» About this task: Entries follow. Return each line that contains the word "taothong".

[Page and application data records]
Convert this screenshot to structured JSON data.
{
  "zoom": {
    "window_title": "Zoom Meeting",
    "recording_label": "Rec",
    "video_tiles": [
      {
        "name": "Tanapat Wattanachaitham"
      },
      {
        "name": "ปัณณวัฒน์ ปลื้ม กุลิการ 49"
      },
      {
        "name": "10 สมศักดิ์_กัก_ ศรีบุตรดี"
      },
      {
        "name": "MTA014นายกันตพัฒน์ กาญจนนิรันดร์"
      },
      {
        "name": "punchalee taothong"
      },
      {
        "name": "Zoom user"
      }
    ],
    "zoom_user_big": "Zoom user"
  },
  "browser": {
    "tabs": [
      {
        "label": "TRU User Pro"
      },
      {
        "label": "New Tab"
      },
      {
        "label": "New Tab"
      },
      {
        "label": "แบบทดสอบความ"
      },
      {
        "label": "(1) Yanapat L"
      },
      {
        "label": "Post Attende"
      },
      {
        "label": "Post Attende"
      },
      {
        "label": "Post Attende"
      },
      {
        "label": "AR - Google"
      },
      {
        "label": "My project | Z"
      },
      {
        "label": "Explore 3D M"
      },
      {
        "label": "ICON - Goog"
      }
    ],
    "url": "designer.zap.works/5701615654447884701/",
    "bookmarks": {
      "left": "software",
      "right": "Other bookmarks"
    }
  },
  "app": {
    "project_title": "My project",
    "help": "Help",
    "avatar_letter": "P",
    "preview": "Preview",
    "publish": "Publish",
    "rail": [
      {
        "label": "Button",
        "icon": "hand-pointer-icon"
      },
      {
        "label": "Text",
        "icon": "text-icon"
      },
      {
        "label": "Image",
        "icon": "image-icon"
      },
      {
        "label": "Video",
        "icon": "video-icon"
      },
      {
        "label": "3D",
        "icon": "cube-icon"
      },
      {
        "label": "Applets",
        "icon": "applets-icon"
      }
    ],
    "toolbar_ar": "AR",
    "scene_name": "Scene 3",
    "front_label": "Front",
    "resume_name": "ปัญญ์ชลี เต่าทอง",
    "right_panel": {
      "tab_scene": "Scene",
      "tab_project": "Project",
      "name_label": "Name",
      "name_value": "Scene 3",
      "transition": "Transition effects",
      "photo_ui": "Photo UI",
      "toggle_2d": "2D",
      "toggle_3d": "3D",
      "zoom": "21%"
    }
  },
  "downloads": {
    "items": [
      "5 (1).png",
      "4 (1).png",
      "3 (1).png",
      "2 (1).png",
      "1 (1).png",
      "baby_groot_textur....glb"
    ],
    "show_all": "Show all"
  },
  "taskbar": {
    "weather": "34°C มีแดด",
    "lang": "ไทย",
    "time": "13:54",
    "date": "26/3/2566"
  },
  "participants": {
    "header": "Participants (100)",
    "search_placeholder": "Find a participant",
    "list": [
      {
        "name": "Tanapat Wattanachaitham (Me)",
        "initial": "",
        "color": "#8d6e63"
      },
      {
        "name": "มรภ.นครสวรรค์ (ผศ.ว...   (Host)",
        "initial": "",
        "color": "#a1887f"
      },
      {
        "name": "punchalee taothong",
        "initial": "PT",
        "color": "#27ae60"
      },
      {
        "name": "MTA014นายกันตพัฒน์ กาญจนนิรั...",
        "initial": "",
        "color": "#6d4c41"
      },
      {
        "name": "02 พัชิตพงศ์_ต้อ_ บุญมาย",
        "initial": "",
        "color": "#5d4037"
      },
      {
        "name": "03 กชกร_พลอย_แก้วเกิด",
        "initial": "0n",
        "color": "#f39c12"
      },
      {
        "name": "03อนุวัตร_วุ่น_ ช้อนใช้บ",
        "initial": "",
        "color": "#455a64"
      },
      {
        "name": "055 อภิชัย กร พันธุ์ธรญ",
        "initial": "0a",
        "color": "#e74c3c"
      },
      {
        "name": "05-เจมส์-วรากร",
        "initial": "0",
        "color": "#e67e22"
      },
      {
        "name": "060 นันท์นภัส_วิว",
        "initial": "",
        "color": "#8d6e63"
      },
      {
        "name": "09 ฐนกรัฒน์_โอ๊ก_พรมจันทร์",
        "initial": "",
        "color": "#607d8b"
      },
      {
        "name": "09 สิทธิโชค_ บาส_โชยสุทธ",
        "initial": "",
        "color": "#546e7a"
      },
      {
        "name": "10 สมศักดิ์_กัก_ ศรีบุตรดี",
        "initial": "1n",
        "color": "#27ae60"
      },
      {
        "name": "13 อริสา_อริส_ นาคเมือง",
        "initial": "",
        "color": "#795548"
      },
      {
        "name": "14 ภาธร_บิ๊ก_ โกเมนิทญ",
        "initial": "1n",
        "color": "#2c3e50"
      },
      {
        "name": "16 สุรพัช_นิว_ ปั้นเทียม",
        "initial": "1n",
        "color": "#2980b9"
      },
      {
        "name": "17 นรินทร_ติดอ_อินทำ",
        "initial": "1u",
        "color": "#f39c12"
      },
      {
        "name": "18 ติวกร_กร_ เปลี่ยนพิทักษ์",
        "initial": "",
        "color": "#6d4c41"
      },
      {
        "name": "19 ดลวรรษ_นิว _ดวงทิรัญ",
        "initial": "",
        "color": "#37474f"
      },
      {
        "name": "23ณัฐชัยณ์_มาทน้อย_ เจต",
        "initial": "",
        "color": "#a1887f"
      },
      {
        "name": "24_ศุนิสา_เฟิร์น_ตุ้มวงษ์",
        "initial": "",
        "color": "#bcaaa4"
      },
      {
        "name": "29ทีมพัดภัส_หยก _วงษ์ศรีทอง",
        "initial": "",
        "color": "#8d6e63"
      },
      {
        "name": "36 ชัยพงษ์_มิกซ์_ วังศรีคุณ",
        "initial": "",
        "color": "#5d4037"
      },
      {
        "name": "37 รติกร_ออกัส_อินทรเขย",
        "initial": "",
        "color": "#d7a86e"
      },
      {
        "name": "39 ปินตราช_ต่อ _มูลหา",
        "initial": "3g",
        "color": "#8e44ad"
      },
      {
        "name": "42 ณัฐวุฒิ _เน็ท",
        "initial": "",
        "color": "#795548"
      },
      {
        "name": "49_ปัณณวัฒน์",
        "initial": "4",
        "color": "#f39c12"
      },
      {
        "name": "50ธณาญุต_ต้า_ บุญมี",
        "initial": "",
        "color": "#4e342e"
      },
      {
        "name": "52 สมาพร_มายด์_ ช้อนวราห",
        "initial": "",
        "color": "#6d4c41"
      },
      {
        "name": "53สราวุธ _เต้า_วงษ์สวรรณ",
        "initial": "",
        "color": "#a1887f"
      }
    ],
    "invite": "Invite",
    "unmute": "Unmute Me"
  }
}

» Finished task:
        "name": "punchalee taothong"
        "name": "punchalee taothong",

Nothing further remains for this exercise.